3/7/12

C. difficile hits new high in hospitals. Deaths up 467%

A new report from the CDC ( the U.S. Centres for Disease Control and Prevention) states that the  incidence, mortality, and medical care costs for C. difficile infections have reached historic highs.


From 2000 to 2009, the number of hospitalized patients with any C. difficile diagnoses more than doubled, from approximately 139,000 to 336,600, and the number with a primary C. difficile diagnosis more than tripled, from 33,000 to 111,000.


The estimated number of deaths attributed to C. difficile increased from 3,000 deaths per year during 1999–2000 to 14,000 during 2006–2007. Ontario still refuses to report hospital deaths associated with C. difficile or other superbugs.  If the number is proportionate to the US figure, about 600 deaths would be attributed to C. difficile per year. 


The CDC estimates "excess health-care costs" of hospital-onset C. difficile at $5,042–$7,179 per case with a national annual estimated excess health-care cost of $897 million to $1.3 billion


Much of the recent increase in the incidence and mortality of C. difficile is attributed by the CDC to the emergence and spread of a hypervirulent, resistant strain of C. difficile that produces greater quantities of toxins and that has additional factors enhancing its virulence.  


The CDC adds that "many of these infections can be prevented". 


The CDC notes:   "Health-care environmental services have a key role in reducing contamination that can directly transmit to patients or contaminate the hands of health-care personnel.   Because C. difficile spores resist killing by usual hospital disinfectants, an Environmental Protection Agency–registered disinfectant with a C. difficile sporicidal label claim should be used to augment thorough physical cleaning."

1 comment:

  1. I was in the North York General Hospital, dirty surgical ward in February of this year....I went in with acute divorticulousis and diabets...and ended up with C-Diff hospital acquired.
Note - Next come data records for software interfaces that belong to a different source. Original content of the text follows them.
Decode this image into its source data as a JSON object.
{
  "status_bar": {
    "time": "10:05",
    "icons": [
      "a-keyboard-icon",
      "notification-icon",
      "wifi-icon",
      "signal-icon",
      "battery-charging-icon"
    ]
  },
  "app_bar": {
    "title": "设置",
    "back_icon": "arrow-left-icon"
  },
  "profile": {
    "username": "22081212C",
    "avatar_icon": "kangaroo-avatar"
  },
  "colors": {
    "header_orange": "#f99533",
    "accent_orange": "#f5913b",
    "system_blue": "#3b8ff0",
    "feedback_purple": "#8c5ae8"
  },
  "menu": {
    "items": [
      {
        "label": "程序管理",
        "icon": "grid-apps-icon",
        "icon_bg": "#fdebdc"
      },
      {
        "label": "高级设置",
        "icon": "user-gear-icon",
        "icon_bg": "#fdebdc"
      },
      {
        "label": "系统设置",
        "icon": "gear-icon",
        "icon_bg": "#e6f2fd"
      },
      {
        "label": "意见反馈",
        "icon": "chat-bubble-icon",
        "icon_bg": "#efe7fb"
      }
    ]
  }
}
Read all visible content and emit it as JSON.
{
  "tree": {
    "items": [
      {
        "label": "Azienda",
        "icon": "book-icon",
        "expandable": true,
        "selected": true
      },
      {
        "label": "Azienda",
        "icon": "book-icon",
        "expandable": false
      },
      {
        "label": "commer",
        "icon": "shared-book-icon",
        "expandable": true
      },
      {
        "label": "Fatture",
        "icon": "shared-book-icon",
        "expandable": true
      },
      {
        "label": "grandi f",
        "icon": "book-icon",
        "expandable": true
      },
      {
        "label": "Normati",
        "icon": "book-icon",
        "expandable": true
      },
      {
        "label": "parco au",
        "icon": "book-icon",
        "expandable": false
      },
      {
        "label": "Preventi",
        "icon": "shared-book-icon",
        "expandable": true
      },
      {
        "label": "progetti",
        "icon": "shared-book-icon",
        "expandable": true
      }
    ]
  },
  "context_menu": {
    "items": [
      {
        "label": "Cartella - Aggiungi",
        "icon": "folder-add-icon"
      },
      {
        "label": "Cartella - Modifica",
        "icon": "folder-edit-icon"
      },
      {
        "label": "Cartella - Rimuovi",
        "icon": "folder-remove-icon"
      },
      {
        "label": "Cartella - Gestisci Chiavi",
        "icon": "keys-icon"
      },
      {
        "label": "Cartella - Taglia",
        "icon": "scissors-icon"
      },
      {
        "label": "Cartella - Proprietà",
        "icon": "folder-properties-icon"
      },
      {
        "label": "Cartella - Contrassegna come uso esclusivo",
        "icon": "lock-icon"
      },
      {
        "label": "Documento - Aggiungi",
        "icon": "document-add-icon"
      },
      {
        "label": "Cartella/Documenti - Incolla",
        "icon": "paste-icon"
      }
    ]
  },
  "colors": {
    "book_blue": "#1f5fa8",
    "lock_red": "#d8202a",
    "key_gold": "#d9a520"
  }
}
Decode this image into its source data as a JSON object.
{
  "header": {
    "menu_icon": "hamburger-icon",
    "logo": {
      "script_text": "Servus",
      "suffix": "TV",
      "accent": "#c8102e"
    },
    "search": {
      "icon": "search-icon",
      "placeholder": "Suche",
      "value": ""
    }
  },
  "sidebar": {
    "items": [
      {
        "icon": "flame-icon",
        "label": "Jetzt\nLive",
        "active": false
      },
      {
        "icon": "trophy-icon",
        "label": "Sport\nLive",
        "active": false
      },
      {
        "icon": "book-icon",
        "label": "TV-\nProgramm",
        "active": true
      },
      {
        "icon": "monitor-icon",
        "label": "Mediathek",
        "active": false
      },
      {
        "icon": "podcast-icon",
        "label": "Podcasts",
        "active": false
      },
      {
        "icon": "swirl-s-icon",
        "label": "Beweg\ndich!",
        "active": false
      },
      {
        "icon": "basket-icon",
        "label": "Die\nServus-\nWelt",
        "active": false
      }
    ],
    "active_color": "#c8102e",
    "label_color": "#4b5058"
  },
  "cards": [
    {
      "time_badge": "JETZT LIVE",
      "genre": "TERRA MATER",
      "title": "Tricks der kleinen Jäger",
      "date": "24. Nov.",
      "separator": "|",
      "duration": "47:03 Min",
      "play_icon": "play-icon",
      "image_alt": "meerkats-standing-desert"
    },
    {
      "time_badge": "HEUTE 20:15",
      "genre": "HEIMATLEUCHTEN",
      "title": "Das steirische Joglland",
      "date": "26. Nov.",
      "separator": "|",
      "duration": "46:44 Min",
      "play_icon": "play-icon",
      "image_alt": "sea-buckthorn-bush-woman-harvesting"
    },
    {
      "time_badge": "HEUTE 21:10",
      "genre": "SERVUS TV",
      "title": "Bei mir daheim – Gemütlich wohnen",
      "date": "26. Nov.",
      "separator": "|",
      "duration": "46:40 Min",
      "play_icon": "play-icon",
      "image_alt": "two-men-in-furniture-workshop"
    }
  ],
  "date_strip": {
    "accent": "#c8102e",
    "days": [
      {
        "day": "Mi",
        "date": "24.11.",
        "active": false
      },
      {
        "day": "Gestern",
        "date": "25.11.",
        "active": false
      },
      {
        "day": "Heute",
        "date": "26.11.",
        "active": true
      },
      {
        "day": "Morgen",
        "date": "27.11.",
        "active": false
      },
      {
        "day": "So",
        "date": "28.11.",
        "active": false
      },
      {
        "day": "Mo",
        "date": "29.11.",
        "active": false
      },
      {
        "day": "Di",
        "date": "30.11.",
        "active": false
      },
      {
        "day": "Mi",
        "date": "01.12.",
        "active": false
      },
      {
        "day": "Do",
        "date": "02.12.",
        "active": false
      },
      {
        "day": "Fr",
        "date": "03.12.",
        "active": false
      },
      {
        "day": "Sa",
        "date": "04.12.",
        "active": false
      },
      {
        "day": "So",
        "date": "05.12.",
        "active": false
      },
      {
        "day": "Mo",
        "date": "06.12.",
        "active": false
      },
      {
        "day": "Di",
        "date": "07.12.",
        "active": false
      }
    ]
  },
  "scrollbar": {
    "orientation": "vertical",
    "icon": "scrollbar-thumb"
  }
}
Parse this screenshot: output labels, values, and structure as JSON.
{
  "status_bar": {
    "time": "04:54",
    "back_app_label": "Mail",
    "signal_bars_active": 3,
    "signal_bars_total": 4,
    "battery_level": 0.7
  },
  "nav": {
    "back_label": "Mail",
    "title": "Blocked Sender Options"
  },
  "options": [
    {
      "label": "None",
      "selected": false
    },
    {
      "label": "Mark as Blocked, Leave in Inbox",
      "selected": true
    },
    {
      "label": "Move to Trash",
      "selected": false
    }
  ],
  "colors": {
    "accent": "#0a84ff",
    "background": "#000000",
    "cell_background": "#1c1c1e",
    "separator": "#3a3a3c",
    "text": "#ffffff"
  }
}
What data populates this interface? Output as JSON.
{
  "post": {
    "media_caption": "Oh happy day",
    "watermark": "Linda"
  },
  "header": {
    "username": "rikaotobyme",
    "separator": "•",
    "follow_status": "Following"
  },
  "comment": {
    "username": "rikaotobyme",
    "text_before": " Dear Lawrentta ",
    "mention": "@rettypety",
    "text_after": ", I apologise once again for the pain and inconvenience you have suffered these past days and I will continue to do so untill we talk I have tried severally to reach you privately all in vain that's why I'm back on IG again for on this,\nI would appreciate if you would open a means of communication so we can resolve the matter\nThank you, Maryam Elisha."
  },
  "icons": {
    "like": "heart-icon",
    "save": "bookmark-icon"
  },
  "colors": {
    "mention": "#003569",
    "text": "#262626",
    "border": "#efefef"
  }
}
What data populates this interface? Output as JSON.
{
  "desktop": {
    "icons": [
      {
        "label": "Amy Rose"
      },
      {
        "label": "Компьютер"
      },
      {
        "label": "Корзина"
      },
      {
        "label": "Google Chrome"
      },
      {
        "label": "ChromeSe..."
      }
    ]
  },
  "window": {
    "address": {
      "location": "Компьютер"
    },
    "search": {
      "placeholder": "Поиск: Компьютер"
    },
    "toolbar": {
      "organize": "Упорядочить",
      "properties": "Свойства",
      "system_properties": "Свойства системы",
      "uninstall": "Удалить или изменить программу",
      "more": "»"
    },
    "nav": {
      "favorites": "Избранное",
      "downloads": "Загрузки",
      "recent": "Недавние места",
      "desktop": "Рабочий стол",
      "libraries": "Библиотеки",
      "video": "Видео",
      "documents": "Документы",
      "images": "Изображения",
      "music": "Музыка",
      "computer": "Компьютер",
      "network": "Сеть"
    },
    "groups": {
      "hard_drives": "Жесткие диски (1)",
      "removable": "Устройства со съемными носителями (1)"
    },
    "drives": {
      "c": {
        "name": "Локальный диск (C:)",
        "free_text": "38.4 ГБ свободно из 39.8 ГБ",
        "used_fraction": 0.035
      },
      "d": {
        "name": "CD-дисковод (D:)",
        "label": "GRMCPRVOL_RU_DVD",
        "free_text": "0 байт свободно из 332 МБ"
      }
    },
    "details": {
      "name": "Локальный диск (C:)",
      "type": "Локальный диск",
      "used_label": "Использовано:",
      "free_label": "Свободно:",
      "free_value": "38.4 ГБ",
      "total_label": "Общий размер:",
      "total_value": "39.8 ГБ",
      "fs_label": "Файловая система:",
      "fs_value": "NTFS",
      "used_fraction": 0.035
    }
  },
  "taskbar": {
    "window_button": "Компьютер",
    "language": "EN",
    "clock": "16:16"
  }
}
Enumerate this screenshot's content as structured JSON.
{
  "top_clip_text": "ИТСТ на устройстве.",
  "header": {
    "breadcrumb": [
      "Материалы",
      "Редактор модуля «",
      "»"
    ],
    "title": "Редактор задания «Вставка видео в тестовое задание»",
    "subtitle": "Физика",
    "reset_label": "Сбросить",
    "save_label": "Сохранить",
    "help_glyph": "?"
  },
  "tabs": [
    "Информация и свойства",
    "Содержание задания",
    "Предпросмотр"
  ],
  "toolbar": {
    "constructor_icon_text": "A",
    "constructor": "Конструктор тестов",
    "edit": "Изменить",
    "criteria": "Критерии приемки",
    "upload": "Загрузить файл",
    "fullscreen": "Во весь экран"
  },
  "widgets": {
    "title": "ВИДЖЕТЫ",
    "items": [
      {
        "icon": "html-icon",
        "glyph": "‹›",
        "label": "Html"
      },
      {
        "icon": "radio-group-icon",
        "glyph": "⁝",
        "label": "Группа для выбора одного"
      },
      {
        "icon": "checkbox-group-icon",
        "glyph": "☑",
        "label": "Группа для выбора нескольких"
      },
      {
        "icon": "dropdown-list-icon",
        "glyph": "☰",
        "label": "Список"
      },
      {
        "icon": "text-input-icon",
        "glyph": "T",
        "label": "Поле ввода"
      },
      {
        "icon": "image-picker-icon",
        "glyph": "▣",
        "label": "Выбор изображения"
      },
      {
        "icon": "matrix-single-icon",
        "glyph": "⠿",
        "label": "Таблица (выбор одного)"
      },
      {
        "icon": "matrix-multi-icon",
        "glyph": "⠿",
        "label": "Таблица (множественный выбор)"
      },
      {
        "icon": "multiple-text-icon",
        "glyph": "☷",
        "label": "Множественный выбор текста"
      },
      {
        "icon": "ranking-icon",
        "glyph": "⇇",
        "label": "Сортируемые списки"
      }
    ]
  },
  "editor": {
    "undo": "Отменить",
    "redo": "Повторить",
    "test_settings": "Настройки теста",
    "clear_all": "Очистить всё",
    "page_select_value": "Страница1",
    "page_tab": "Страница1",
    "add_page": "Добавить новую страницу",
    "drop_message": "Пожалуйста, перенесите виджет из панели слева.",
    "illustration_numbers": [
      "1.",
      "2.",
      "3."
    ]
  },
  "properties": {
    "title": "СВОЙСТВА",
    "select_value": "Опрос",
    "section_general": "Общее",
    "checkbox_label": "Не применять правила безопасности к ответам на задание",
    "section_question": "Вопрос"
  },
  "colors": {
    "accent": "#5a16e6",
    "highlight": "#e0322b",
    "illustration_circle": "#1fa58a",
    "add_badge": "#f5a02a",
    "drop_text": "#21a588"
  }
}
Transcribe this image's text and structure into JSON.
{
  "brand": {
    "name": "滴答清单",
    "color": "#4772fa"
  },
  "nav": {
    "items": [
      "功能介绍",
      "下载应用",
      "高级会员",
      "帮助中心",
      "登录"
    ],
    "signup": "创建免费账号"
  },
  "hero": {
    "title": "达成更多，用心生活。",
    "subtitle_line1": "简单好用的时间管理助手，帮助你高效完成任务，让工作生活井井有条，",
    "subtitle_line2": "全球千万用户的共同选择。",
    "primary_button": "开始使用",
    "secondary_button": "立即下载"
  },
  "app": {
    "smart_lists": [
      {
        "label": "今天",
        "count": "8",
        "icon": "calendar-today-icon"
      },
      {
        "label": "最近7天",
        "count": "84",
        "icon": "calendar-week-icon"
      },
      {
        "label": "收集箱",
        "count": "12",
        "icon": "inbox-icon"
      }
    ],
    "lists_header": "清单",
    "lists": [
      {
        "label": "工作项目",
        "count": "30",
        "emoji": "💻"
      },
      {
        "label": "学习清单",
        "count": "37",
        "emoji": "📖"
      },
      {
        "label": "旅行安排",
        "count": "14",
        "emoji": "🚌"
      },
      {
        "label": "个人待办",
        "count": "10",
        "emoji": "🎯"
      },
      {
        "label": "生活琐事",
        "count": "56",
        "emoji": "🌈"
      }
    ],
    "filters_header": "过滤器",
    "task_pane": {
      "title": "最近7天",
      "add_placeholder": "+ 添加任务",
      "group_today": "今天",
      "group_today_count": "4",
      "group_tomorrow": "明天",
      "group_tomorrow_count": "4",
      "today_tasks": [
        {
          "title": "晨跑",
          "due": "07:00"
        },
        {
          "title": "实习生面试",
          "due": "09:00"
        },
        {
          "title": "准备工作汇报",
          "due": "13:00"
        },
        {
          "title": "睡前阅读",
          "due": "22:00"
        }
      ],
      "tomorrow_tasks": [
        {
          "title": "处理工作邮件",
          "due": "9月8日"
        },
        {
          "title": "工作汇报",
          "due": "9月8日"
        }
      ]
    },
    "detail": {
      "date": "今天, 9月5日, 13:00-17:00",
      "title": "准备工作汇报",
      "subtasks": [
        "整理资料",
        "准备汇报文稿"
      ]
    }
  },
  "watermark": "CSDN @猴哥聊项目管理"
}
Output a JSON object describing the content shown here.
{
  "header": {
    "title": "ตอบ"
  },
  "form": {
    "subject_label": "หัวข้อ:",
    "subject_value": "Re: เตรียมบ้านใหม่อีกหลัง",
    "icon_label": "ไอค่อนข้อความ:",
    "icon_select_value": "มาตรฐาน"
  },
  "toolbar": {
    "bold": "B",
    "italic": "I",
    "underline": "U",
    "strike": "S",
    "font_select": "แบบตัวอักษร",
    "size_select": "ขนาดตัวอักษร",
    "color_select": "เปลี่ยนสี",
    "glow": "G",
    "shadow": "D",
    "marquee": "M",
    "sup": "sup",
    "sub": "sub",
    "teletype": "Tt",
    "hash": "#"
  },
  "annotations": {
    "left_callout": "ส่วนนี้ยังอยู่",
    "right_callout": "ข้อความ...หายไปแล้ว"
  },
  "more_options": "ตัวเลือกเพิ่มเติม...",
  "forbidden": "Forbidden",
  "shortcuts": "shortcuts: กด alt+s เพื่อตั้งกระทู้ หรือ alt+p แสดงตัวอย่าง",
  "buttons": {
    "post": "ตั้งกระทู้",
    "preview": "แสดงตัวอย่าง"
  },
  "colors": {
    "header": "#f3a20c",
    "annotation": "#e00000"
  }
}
What a nightmare, when I was released, I was wiped right out, slept for 12 hours, couldn't do anything for 5 weeks, lost 25 lbs...but thank God I made it. Wonder how patients of other hospitals filed law suits? Market place did a story on housekeeping of hospitals several months ago...they were right on, hospitals need to do some real serious cleaning to protect the patients and vistors. l Reeves

    ReplyDelete